──────── Data for review

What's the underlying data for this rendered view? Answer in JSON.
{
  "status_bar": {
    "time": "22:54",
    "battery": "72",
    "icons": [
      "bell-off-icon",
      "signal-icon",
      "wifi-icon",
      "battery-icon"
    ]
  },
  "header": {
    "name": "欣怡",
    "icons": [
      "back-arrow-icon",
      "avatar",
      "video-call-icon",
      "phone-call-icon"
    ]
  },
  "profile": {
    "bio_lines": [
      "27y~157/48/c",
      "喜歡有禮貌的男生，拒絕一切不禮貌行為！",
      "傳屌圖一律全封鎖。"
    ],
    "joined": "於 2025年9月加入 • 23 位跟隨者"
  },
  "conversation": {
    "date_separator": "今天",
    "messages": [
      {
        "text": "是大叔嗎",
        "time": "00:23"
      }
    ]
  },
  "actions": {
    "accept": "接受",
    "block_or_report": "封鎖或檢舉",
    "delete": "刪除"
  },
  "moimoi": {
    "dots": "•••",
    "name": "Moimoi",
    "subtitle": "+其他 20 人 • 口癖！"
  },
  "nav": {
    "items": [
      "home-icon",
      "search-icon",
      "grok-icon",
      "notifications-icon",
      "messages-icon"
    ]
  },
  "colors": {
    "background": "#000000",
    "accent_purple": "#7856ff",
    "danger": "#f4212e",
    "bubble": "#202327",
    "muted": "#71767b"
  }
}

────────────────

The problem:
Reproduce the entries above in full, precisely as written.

Response below:
What's the underlying data for this rendered view? Answer in JSON.
{
  "status_bar": {
    "time": "22:54",
    "battery": "72",
    "icons": [
      "bell-off-icon",
      "signal-icon",
      "wifi-icon",
      "battery-icon"
    ]
  },
  "header": {
    "name": "欣怡",
    "icons": [
      "back-arrow-icon",
      "avatar",
      "video-call-icon",
      "phone-call-icon"
    ]
  },
  "profile": {
    "bio_lines": [
      "27y~157/48/c",
      "喜歡有禮貌的男生，拒絕一切不禮貌行為！",
      "傳屌圖一律全封鎖。"
    ],
    "joined": "於 2025年9月加入 • 23 位跟隨者"
  },
  "conversation": {
    "date_separator": "今天",
    "messages": [
      {
        "text": "是大叔嗎",
        "time": "00:23"
      }
    ]
  },
  "actions": {
    "accept": "接受",
    "block_or_report": "封鎖或檢舉",
    "delete": "刪除"
  },
  "moimoi": {
    "dots": "•••",
    "name": "Moimoi",
    "subtitle": "+其他 20 人 • 口癖！"
  },
  "nav": {
    "items": [
      "home-icon",
      "search-icon",
      "grok-icon",
      "notifications-icon",
      "messages-icon"
    ]
  },
  "colors": {
    "background": "#000000",
    "accent_purple": "#7856ff",
    "danger": "#f4212e",
    "bubble": "#202327",
    "muted": "#71767b"
  }
}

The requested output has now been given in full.